◆ WORK REQUIRED ◆
Every picture should be left out, but the lines below must be repeated exactly.

** THE DATA follows **

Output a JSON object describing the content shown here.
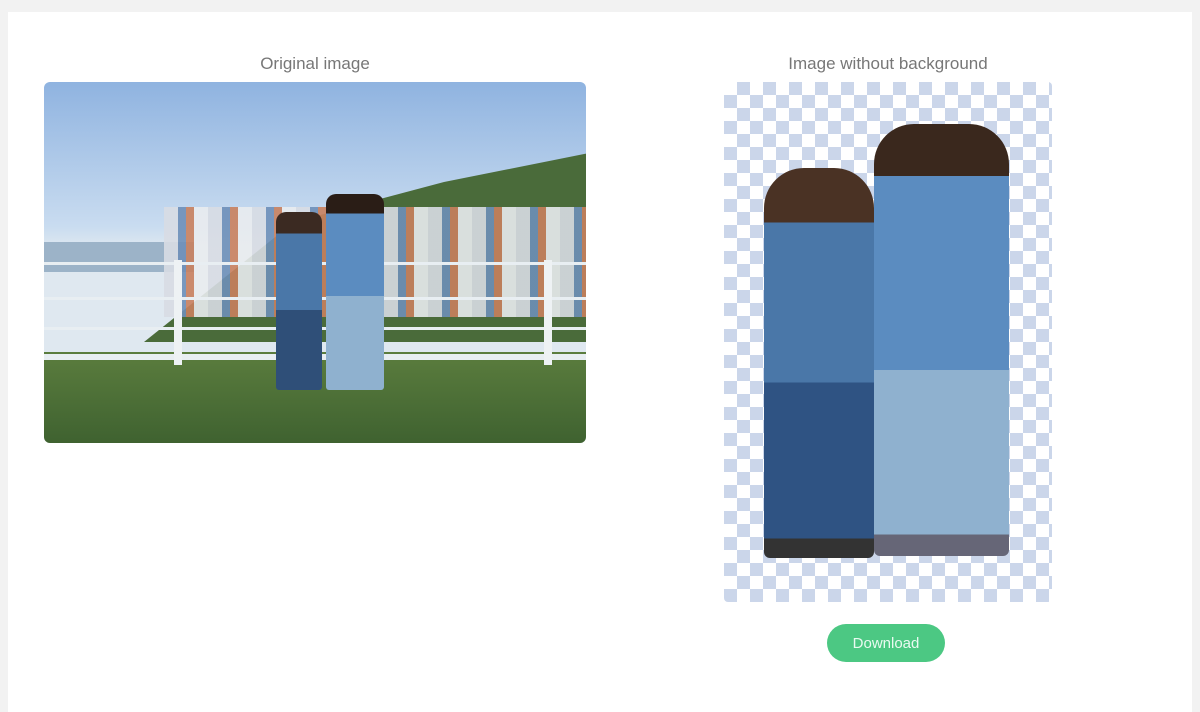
{
  "original": {
    "title": "Original image"
  },
  "result": {
    "title": "Image without background",
    "download_label": "Download"
  },
  "colors": {
    "accent": "#4cc883",
    "checker": "#cbd6ea"
  }
}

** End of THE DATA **

◆ REPLY TO THE TASK ◆
Output a JSON object describing the content shown here.
{
  "original": {
    "title": "Original image"
  },
  "result": {
    "title": "Image without background",
    "download_label": "Download"
  },
  "colors": {
    "accent": "#4cc883",
    "checker": "#cbd6ea"
  }
}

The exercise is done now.